About this task: Scan the listing below. Return every line containing the string "group".

Given data:
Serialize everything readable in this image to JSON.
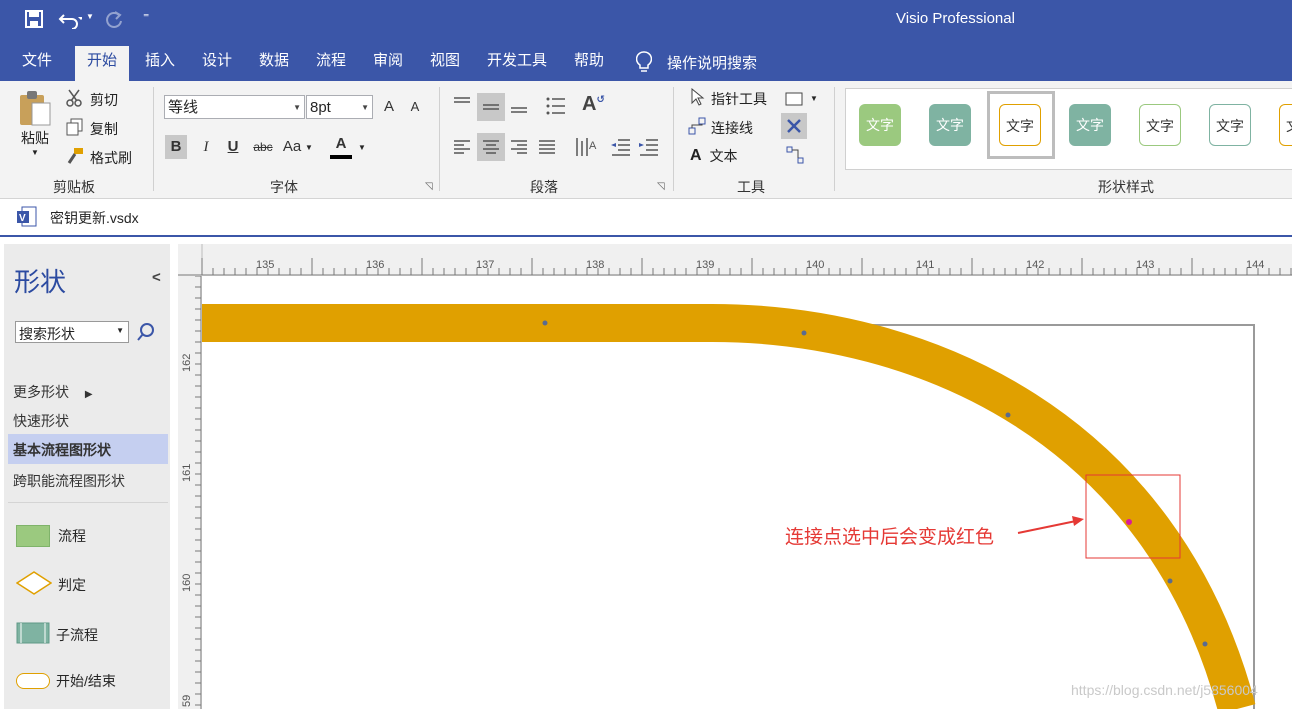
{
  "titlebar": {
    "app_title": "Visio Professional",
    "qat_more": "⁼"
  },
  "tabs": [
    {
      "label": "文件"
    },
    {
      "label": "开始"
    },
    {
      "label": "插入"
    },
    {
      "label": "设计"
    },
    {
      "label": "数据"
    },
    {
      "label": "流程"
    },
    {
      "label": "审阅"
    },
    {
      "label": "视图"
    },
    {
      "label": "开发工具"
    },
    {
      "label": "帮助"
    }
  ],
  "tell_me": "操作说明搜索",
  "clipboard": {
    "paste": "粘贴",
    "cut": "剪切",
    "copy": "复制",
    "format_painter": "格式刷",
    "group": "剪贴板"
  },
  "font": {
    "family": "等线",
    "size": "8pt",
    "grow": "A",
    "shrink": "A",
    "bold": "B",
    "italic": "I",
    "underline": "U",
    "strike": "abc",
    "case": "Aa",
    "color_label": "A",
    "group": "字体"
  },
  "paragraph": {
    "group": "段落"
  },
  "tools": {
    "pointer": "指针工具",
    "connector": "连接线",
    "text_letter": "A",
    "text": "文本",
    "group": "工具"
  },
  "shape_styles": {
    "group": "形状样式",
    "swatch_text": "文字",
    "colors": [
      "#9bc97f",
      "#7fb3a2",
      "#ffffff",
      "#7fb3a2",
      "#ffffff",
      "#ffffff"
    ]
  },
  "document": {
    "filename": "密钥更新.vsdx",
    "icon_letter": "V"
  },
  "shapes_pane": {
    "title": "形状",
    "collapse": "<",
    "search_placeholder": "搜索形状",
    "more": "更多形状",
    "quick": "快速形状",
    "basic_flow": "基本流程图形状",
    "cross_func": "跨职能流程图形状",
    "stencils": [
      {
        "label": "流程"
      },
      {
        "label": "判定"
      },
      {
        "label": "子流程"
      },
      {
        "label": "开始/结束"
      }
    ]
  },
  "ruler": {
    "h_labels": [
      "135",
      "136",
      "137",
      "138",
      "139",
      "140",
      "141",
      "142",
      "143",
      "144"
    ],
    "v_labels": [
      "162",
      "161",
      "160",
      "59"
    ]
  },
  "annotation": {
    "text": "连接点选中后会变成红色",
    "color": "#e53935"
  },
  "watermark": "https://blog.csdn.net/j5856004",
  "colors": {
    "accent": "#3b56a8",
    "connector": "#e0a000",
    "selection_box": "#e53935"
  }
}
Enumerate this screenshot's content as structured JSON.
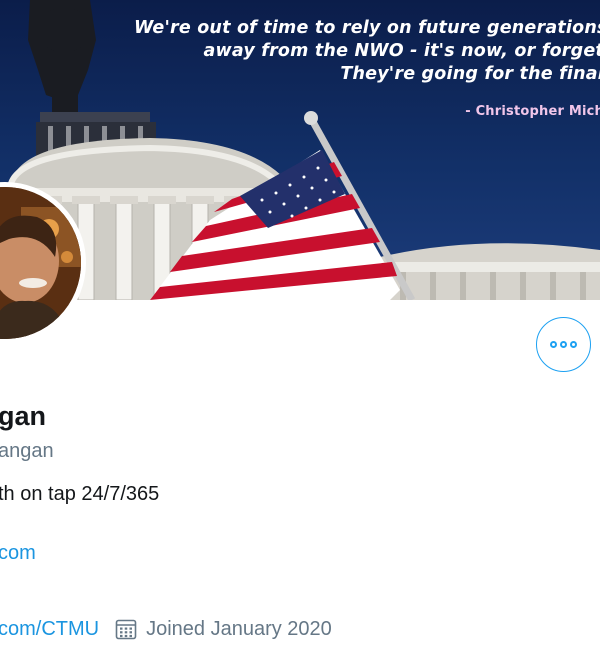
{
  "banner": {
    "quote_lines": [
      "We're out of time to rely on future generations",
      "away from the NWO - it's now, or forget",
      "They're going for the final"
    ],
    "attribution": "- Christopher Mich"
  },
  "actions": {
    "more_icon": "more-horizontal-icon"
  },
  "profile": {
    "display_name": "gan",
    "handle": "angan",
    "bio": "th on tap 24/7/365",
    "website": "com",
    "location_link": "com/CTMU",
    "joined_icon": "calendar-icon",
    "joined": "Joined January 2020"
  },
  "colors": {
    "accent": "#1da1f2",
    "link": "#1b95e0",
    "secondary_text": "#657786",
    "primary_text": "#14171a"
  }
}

Output:
    "group": "剪贴板"
    "group": "字体"
    "group": "段落"
    "group": "工具"
    "group": "形状样式",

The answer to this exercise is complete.